DIRECTIONS FOR THIS TASK :: Please print every record below exactly as it appears.

Stored data entries ::
════════════════════
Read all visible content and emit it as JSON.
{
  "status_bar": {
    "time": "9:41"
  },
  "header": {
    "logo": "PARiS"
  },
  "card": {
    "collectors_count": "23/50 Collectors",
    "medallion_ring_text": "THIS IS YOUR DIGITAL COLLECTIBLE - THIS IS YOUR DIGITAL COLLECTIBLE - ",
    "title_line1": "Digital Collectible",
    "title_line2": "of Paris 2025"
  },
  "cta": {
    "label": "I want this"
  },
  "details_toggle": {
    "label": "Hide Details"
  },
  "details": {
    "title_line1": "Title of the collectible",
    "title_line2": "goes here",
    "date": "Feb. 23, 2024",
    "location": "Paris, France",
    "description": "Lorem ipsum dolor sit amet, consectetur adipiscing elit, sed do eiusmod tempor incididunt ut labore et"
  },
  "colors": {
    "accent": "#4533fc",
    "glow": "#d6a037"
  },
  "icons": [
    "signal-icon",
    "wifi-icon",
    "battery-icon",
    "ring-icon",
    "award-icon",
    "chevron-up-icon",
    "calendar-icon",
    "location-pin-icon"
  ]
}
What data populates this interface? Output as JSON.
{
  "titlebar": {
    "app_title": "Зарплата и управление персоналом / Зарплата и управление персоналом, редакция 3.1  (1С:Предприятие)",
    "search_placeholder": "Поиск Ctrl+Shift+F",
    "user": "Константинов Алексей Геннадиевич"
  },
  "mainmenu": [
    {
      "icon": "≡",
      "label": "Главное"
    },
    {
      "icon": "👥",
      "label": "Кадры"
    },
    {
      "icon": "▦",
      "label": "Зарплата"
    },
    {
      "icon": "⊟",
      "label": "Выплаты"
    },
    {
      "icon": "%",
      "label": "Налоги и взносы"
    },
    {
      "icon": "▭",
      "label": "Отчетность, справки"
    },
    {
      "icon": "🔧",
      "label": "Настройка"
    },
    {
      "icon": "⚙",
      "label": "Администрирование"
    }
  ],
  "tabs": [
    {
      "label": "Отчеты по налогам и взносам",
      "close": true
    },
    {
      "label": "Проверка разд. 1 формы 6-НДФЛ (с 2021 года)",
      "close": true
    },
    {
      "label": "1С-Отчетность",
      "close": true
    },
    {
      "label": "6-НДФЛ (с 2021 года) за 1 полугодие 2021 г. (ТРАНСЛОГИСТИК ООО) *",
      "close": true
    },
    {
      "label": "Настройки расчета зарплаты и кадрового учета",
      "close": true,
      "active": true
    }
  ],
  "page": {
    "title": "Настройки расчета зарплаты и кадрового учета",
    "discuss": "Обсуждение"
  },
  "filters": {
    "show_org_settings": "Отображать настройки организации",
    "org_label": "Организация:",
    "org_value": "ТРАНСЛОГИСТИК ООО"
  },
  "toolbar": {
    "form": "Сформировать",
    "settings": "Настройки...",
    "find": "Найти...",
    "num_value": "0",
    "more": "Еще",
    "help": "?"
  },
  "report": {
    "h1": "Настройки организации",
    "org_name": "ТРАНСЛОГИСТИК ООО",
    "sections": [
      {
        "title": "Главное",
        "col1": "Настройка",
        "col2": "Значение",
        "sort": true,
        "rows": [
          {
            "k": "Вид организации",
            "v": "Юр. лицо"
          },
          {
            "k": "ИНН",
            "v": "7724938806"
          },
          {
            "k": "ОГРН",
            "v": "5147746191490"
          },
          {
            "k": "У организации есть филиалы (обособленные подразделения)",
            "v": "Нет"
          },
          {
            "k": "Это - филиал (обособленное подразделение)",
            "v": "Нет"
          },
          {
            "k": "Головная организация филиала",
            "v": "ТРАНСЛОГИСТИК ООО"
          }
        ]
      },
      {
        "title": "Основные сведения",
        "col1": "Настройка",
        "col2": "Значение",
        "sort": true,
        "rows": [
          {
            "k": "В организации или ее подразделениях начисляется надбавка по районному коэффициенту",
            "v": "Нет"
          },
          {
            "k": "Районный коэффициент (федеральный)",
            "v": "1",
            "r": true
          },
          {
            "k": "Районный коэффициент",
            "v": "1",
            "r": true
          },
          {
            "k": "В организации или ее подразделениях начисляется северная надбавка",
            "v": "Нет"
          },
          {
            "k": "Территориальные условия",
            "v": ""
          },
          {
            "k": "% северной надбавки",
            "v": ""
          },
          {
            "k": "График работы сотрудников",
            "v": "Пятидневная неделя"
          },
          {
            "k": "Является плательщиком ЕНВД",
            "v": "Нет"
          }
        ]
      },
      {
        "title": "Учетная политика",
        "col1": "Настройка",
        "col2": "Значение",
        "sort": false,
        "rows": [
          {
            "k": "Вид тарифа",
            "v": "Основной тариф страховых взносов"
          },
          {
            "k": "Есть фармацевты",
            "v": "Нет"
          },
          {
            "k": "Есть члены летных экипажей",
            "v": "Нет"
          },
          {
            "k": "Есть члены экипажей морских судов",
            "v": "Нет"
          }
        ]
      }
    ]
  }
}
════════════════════
TASK RESULT ::
Read all visible content and emit it as JSON.
{
  "status_bar": {
    "time": "9:41"
  },
  "header": {
    "logo": "PARiS"
  },
  "card": {
    "collectors_count": "23/50 Collectors",
    "medallion_ring_text": "THIS IS YOUR DIGITAL COLLECTIBLE - THIS IS YOUR DIGITAL COLLECTIBLE - ",
    "title_line1": "Digital Collectible",
    "title_line2": "of Paris 2025"
  },
  "cta": {
    "label": "I want this"
  },
  "details_toggle": {
    "label": "Hide Details"
  },
  "details": {
    "title_line1": "Title of the collectible",
    "title_line2": "goes here",
    "date": "Feb. 23, 2024",
    "location": "Paris, France",
    "description": "Lorem ipsum dolor sit amet, consectetur adipiscing elit, sed do eiusmod tempor incididunt ut labore et"
  },
  "colors": {
    "accent": "#4533fc",
    "glow": "#d6a037"
  },
  "icons": [
    "signal-icon",
    "wifi-icon",
    "battery-icon",
    "ring-icon",
    "award-icon",
    "chevron-up-icon",
    "calendar-icon",
    "location-pin-icon"
  ]
}
What data populates this interface? Output as JSON.
{
  "titlebar": {
    "app_title": "Зарплата и управление персоналом / Зарплата и управление персоналом, редакция 3.1  (1С:Предприятие)",
    "search_placeholder": "Поиск Ctrl+Shift+F",
    "user": "Константинов Алексей Геннадиевич"
  },
  "mainmenu": [
    {
      "icon": "≡",
      "label": "Главное"
    },
    {
      "icon": "👥",
      "label": "Кадры"
    },
    {
      "icon": "▦",
      "label": "Зарплата"
    },
    {
      "icon": "⊟",
      "label": "Выплаты"
    },
    {
      "icon": "%",
      "label": "Налоги и взносы"
    },
    {
      "icon": "▭",
      "label": "Отчетность, справки"
    },
    {
      "icon": "🔧",
      "label": "Настройка"
    },
    {
      "icon": "⚙",
      "label": "Администрирование"
    }
  ],
  "tabs": [
    {
      "label": "Отчеты по налогам и взносам",
      "close": true
    },
    {
      "label": "Проверка разд. 1 формы 6-НДФЛ (с 2021 года)",
      "close": true
    },
    {
      "label": "1С-Отчетность",
      "close": true
    },
    {
      "label": "6-НДФЛ (с 2021 года) за 1 полугодие 2021 г. (ТРАНСЛОГИСТИК ООО) *",
      "close": true
    },
    {
      "label": "Настройки расчета зарплаты и кадрового учета",
      "close": true,
      "active": true
    }
  ],
  "page": {
    "title": "Настройки расчета зарплаты и кадрового учета",
    "discuss": "Обсуждение"
  },
  "filters": {
    "show_org_settings": "Отображать настройки организации",
    "org_label": "Организация:",
    "org_value": "ТРАНСЛОГИСТИК ООО"
  },
  "toolbar": {
    "form": "Сформировать",
    "settings": "Настройки...",
    "find": "Найти...",
    "num_value": "0",
    "more": "Еще",
    "help": "?"
  },
  "report": {
    "h1": "Настройки организации",
    "org_name": "ТРАНСЛОГИСТИК ООО",
    "sections": [
      {
        "title": "Главное",
        "col1": "Настройка",
        "col2": "Значение",
        "sort": true,
        "rows": [
          {
            "k": "Вид организации",
            "v": "Юр. лицо"
          },
          {
            "k": "ИНН",
            "v": "7724938806"
          },
          {
            "k": "ОГРН",
            "v": "5147746191490"
          },
          {
            "k": "У организации есть филиалы (обособленные подразделения)",
            "v": "Нет"
          },
          {
            "k": "Это - филиал (обособленное подразделение)",
            "v": "Нет"
          },
          {
            "k": "Головная организация филиала",
            "v": "ТРАНСЛОГИСТИК ООО"
          }
        ]
      },
      {
        "title": "Основные сведения",
        "col1": "Настройка",
        "col2": "Значение",
        "sort": true,
        "rows": [
          {
            "k": "В организации или ее подразделениях начисляется надбавка по районному коэффициенту",
            "v": "Нет"
          },
          {
            "k": "Районный коэффициент (федеральный)",
            "v": "1",
            "r": true
          },
          {
            "k": "Районный коэффициент",
            "v": "1",
            "r": true
          },
          {
            "k": "В организации или ее подразделениях начисляется северная надбавка",
            "v": "Нет"
          },
          {
            "k": "Территориальные условия",
            "v": ""
          },
          {
            "k": "% северной надбавки",
            "v": ""
          },
          {
            "k": "График работы сотрудников",
            "v": "Пятидневная неделя"
          },
          {
            "k": "Является плательщиком ЕНВД",
            "v": "Нет"
          }
        ]
      },
      {
        "title": "Учетная политика",
        "col1": "Настройка",
        "col2": "Значение",
        "sort": false,
        "rows": [
          {
            "k": "Вид тарифа",
            "v": "Основной тариф страховых взносов"
          },
          {
            "k": "Есть фармацевты",
            "v": "Нет"
          },
          {
            "k": "Есть члены летных экипажей",
            "v": "Нет"
          },
          {
            "k": "Есть члены экипажей морских судов",
            "v": "Нет"
          }
        ]
      }
    ]
  }
}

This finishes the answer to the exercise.